- Most migratory birds have been gone since mid-October but the stragglers–usually geese and gulls–leave until spring returns.
- Deer and other ungulates that must endure winter put on the feed bags and consume whatever vegetation is left.
- November is the start of the annual "rut" where moose and deer mate.
Animal Adaptations in a Boreal Winter
Animals are forced to adapt to the winter conditions and some, like bears and marmots, hibernate while others stick it out by increasing their insulation against cold weather. Grouse grow a thick down and wolves' coats thicken considerably. Ungulates such as deer and moose also have thicker fur and larger body masses in the boreal and a unique system that traps air and body heat between a wool-like inner layer and a hollow outer layer, keeping them warm on extremely cold days.
The predator/prey relationship changes in the winter as well. Boreal predators such as lynx and wolves have adapted large paws with a surface area that helps them stay on top of the snow. A lynx has two special adaptations–a heavy layer of fur between its paws allowing them to stay above the snow and maintain stealth as they quietly stalk its prey, and they also grow a protective "beard" in the winter to keep its face warm in the bitter cold.
Gray wolves are also highly adapted to hunting in the snow. In addition to their large paws, wolves have the ability to spread them apart as they run and they have long claws allowing them to grip snow while running on top of it. Studies have shown wolves running close to 45 miles per hour over snow while chasing down prey.
Prey species such as deer and moose already have a major food issue with the lack of plant growth but to their credit, they have adapted to give themselves a fighting chance against wolves–their main predator. Moose and to a lesser extent whitetail deer have large, hoofed shape feet which gives them the ability to not sink as deep in the snow. These hooves are also useful for foraging through the snow to get at vegetation buried underneath. Both deer and moose have dual outer and inner layers of fur with the hollow outer layer trapping heat - snow doesn't melt on the back of a whitetail deer or moose–that is how efficient their fur is in keeping them warm.
So while winter is tough on wildlife in the boreal, each species has adapted to deal with it. One of the good things for us is that wildlife is more on the move during the winter with deer and moose constantly in search of food and they are willing to come out more in the open where they can be photographed–if you're lucky. The snowy white background and lack of vegetation also make it easier to see them.
Short Days, Long Nights = clear skies and northern lights
Most visitors to Sunset Country come in the summer, and experience the long days with the sun not dipping below the horizon until late–or until 9:30 PM on the summer solstice (June 21st). Compare this to when it sets on the winter solstice (December 21) at 4:19 PM–there is a 5-hour, 11-minute difference! This is one of the more profound changes in the boreal and when the sun goes down, so do the temperatures.

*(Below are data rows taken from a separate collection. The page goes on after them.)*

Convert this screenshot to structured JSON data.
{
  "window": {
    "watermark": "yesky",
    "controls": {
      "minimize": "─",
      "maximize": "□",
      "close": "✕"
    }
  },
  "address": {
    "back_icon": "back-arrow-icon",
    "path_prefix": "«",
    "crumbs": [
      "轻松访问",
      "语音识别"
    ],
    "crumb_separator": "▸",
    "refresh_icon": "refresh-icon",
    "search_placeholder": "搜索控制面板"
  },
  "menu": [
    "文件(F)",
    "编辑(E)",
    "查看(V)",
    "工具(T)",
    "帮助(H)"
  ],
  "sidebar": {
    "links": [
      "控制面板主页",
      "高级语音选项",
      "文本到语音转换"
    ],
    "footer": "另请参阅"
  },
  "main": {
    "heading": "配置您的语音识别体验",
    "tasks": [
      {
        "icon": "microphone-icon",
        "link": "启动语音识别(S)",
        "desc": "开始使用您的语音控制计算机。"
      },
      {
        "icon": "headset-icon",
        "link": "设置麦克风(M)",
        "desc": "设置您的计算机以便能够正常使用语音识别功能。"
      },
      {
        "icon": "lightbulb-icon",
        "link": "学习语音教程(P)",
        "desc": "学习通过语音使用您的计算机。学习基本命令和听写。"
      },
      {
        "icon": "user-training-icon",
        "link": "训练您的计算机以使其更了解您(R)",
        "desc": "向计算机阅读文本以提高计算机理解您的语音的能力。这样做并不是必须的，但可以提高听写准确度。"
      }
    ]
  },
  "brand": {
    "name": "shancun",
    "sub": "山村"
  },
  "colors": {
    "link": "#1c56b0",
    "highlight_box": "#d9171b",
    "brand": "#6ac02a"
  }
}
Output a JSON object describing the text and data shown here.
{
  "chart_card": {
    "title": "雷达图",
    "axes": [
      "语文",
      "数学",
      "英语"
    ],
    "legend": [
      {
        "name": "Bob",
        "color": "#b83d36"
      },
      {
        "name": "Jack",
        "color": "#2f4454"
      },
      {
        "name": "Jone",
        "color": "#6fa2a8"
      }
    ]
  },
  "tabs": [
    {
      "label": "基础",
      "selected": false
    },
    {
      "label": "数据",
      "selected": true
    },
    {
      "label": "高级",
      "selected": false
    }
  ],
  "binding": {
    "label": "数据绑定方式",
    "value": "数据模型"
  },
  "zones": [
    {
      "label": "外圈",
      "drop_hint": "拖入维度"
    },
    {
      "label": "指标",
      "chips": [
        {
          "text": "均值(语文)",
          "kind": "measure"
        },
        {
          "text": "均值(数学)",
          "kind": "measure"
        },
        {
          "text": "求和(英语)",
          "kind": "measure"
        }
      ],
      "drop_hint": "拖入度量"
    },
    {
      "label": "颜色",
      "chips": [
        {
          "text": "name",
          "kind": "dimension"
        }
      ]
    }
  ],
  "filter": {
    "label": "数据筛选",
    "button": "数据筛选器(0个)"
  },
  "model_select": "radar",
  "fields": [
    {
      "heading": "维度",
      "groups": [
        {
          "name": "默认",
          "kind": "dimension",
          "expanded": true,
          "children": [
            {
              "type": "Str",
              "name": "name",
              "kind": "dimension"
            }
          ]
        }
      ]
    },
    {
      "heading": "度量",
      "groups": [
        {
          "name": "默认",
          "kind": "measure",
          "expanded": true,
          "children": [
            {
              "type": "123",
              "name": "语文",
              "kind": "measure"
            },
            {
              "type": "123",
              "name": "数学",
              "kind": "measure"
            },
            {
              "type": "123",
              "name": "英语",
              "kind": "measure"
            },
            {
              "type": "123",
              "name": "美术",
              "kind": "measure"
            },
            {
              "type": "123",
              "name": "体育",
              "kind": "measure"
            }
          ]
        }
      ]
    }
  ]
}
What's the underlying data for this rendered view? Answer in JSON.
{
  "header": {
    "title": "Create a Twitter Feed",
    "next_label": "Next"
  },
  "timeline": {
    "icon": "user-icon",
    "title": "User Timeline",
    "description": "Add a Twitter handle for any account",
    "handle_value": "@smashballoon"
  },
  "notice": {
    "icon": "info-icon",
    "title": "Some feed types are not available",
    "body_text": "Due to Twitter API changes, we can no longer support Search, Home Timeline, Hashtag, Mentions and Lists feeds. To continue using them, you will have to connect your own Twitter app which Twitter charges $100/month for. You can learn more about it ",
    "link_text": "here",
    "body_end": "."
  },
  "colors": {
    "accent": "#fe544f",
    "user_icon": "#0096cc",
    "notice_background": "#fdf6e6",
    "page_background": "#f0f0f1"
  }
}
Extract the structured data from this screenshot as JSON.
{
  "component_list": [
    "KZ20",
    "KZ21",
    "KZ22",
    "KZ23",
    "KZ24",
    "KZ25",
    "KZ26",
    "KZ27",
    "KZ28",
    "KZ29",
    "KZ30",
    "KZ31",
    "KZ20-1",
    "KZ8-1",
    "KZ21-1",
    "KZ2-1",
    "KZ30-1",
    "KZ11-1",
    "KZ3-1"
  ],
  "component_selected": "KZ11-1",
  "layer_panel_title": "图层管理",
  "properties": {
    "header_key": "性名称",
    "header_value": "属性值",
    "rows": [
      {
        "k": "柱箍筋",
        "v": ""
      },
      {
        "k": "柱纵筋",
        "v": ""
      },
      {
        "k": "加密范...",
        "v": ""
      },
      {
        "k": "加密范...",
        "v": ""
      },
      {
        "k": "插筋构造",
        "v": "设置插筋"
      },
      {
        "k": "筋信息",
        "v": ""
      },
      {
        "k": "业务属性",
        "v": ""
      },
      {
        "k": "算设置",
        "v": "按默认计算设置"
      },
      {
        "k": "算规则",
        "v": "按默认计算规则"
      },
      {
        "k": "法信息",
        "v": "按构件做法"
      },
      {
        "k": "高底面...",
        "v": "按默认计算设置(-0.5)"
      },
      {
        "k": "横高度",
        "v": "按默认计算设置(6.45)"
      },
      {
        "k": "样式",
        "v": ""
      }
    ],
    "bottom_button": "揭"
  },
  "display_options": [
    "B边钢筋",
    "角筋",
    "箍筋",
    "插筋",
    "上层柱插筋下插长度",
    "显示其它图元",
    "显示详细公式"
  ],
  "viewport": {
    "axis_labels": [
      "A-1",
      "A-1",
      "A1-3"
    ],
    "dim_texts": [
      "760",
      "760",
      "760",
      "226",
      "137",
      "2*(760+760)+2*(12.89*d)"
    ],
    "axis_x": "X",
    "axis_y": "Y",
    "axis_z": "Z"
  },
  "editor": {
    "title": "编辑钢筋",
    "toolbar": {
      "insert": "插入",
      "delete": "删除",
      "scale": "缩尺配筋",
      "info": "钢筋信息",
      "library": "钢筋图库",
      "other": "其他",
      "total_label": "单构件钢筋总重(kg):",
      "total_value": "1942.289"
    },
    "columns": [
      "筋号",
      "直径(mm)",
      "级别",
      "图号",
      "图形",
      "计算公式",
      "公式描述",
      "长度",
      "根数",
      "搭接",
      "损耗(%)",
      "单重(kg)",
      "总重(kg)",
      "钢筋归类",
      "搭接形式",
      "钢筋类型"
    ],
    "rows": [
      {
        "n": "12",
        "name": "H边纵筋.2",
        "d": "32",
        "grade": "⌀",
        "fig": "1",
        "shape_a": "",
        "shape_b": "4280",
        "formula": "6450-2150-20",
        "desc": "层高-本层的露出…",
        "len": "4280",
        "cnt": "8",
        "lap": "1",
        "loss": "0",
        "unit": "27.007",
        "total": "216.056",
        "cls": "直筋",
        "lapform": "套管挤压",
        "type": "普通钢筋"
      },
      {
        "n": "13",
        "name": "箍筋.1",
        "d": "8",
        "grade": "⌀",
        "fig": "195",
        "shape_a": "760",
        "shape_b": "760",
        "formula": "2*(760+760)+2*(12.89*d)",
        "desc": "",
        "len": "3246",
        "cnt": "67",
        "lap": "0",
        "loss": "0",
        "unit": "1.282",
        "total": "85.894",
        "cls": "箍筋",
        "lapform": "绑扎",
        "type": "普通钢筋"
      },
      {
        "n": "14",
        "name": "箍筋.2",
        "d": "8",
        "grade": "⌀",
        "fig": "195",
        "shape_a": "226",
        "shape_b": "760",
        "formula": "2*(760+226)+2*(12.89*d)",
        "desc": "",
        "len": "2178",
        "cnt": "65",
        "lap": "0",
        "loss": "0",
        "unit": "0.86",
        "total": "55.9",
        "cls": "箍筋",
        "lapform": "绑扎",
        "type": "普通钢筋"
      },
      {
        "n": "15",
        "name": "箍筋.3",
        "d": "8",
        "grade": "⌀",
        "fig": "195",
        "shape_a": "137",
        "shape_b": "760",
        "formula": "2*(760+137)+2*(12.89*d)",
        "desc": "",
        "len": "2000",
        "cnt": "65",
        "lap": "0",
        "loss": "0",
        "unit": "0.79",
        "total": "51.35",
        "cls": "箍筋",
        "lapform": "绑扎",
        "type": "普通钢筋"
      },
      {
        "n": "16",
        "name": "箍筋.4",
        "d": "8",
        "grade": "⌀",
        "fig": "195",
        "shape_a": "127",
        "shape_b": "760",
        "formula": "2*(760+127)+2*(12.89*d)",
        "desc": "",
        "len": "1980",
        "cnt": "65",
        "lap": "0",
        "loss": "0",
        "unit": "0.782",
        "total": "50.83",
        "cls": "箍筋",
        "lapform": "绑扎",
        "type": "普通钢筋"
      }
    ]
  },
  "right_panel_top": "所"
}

This leads to adaptations in certain birds such as grosbeaks which can store food in a pouch and digest it overnight while waiting for the morning sun to return–over 15 hours after it sets!
The cold weather throughout the long winters usually means high pressure predominates and that leads to crystal clear skies for days (and nights) on end. Coupled with the fact we have naturally dark skies, observing the heavens is easy and winter is certainly the best time of year to stargaze or search for the elusive aurora borealis.
Winter is About Embracing Change
Transitions–that's really what winter is about. Once you understand how these changes happen you'll come around to why winter is something to celebrate. There are ways you can keep warm by layering up and once you are in the boreal surrounded by the snowy spruce and pines, the wind is often a non-issue. So don't dread the onset of winter, embrace it instead. In Sunset Country, the changes winter brings are truly magical, and it's all waiting for you to discover on your next trip to the boreal.
Winter is exactly that! If you want to do some real outdoor adventures, winter also has many opportunities for extreme fun. Here is a good summary of 5 things winter adventures to experience in Ontario's Sunset Country.